Explore This IssueDecember 2016
Non-Pharmaceutical and Alternative Medicine Options
There are many non-pharmaceutical options that might allow LPR patients to avoid the use of PPIs, said Agnes Czibulka, MD, clinical instructor of otolaryngology at Yale University in New Haven, Conn. Potential long-term complications associated with PPIs include a two-fold increase in the rate of Clostridium difficile, a heightened risk of community-acquired pneumonia, drug-induced acute interstitial nephritis, possible cardiovascular events, bacterial overgrowth of the stomach and small intestine, increased risk of hip fracture, and development of food allergies, Dr. Czibulka said.
One alternative option is probiotics, which she said can help optimize gut flora so that it can better break down complex carbohydrates, defend against “foreign invaders,” and help “train” the immune system. Dosing can range up to 10 billion colony-forming units (CFU) a day for infants and from 10 to 20 billion CFU for adults. Probiotics have a good safety record but should be used with extra caution in individuals with compromised immune systems.
Plants that can help ease inflammation include aloe, marshmallow, slippery elm (FDA approved as a safe demulcent plant), plantains, coltsfoot, and Irish moss. Dr. Czibulka drew particular attention to deglycyrrhizinated licorice, which is recommended for long-term use and avoids the potential side effects of hypertension, hypernatremia, and hypokalemia seen with standard licorice. A 700 mg to 1200 mg chewable tablet before meals and at bedtime is the suggested use, with a maximum daily dose of 5 grams, Dr. Czibulka said.
I can’t emphasize enough that it’s worth those extra few minutes to really talk to the patient about their diet and their lifestyle. —Michele Morrison, DO

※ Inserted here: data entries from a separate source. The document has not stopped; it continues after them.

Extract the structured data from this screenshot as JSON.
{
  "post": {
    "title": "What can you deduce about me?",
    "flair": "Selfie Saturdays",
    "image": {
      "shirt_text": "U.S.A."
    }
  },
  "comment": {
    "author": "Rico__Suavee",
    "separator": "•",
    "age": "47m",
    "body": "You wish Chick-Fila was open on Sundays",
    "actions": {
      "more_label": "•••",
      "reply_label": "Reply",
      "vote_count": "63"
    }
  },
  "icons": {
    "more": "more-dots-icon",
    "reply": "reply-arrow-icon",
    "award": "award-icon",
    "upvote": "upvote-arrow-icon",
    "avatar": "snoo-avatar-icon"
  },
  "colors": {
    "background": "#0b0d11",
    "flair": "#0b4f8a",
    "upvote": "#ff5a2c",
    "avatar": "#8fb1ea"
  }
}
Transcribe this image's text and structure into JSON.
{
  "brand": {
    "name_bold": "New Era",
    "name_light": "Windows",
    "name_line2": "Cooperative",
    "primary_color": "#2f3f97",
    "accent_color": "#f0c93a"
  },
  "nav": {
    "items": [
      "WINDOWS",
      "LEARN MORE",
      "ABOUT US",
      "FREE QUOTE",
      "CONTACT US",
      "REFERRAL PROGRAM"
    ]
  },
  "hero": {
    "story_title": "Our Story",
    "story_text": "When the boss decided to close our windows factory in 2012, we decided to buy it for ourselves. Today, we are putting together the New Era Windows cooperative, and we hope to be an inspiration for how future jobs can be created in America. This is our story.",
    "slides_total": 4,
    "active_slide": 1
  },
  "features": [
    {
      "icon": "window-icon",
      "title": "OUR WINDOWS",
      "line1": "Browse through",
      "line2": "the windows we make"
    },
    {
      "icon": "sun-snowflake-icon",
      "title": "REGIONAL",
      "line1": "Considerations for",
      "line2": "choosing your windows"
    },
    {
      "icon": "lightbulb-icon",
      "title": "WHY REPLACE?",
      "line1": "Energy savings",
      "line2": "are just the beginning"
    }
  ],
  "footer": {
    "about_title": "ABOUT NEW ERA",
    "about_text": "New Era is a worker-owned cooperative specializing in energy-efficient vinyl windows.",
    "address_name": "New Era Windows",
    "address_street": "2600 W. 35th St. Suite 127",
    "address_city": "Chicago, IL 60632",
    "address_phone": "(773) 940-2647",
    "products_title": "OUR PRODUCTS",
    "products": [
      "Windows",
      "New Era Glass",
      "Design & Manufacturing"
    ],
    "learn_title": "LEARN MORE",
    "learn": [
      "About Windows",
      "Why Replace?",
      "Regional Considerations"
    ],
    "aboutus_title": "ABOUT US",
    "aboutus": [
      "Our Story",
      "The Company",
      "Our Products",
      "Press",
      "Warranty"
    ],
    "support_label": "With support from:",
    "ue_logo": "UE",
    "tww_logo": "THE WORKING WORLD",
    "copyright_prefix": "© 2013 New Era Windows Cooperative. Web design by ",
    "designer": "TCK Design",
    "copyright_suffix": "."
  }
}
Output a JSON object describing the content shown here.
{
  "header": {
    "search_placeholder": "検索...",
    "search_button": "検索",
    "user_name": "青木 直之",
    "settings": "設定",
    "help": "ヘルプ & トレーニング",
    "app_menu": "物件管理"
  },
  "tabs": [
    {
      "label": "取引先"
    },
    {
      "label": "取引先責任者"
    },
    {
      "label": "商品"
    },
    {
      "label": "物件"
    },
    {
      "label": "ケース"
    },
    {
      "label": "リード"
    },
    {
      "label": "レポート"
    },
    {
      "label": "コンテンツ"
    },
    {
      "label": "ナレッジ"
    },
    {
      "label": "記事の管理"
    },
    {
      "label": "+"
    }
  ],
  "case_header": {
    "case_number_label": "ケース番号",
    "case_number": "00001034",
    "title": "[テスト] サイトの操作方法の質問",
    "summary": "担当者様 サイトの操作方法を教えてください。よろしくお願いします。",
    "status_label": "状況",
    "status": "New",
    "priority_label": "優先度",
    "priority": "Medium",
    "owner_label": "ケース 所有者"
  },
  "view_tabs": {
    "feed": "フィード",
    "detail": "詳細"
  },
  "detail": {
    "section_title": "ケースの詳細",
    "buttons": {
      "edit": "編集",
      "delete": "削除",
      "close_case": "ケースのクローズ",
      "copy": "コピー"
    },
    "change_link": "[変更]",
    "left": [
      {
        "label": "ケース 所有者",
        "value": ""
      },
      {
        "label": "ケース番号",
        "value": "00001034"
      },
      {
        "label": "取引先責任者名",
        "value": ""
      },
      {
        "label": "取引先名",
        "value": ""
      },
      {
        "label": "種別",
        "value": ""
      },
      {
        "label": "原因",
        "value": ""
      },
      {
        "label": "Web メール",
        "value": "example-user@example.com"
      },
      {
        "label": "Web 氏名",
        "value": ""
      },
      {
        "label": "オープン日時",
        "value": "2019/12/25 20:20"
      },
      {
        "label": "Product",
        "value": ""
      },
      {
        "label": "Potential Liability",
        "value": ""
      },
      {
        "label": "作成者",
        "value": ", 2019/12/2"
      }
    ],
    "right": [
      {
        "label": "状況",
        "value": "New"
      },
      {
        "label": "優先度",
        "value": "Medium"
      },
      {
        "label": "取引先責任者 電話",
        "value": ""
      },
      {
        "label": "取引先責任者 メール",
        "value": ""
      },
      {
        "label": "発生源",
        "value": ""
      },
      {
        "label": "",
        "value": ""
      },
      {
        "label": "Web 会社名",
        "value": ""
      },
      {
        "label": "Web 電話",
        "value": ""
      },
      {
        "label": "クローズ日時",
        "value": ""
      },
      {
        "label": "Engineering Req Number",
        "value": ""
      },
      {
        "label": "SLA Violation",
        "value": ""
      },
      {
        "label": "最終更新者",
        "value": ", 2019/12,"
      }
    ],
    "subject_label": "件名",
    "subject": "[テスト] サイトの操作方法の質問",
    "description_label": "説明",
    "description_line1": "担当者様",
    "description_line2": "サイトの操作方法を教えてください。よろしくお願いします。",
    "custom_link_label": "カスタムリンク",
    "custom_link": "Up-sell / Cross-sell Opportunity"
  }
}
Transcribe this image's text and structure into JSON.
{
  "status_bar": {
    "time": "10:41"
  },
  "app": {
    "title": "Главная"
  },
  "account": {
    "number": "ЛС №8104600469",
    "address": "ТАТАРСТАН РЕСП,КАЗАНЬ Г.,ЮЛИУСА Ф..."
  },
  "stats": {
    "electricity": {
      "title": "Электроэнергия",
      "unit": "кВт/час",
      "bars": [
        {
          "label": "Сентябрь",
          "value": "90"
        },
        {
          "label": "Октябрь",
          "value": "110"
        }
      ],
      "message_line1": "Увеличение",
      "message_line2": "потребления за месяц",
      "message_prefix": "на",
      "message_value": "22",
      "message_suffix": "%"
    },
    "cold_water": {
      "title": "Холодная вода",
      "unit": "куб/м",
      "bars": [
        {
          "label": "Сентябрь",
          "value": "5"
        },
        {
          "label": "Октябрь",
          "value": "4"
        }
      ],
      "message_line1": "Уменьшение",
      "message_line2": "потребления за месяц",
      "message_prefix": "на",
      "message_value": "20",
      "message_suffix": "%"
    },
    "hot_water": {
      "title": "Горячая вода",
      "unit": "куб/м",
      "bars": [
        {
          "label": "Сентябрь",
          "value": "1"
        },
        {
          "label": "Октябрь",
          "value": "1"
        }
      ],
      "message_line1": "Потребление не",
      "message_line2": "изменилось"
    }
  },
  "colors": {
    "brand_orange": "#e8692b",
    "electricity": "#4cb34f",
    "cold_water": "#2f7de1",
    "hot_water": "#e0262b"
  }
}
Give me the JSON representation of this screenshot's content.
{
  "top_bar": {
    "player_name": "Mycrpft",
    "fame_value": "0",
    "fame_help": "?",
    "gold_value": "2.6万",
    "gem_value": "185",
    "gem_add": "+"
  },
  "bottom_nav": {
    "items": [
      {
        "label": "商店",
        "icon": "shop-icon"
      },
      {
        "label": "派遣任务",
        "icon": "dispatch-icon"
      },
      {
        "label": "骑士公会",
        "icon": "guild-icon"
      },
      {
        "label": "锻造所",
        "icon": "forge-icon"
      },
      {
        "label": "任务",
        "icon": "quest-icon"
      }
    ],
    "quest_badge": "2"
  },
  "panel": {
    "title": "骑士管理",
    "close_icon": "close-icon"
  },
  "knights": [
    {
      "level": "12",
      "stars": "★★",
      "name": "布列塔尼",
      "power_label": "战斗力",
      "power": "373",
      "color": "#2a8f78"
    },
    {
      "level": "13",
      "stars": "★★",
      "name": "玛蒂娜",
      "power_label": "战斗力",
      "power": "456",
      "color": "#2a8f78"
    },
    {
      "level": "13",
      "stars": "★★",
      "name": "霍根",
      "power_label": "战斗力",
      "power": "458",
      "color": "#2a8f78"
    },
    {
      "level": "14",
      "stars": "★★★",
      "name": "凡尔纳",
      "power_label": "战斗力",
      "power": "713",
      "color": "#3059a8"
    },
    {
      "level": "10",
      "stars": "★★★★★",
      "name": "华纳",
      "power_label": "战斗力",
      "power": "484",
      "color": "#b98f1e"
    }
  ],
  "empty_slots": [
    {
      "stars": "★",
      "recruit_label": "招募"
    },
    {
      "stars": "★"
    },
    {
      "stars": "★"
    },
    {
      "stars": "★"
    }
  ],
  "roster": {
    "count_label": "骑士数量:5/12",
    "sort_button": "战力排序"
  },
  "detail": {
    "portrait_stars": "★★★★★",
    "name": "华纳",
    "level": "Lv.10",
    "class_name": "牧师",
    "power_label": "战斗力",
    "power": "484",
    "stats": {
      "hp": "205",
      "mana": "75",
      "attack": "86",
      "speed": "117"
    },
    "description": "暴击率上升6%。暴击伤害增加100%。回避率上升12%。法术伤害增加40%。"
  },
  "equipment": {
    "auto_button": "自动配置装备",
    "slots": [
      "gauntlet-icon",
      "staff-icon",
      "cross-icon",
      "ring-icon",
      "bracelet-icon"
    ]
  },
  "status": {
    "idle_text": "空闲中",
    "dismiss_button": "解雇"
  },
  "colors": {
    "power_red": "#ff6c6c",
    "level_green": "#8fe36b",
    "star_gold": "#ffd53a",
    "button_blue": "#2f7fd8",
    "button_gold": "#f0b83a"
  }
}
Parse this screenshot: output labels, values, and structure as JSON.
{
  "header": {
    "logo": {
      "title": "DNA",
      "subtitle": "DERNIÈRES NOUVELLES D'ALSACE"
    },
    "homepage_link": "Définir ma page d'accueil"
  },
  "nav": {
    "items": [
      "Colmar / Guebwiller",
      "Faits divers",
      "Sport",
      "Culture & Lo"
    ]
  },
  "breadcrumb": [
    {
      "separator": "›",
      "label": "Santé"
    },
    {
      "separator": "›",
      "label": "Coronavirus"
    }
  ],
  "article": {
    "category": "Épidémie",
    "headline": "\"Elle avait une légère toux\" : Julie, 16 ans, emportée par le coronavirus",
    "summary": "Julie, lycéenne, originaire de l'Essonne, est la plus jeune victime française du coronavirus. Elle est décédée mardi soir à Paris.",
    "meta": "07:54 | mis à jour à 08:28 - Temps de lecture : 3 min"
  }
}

Iberogast, available over the counter in the U.S., has been found, in in vitro studies, to reduce acid secretion and increase mucous production. Clinical studies have found it increases gastric motility. Dr. Czibulka added that melatonin has been found to protect gastric mucosa from free radicals in stress-induced ulcers by increasing blood flow and anti-inflammatory molecules in the esophageal mucous.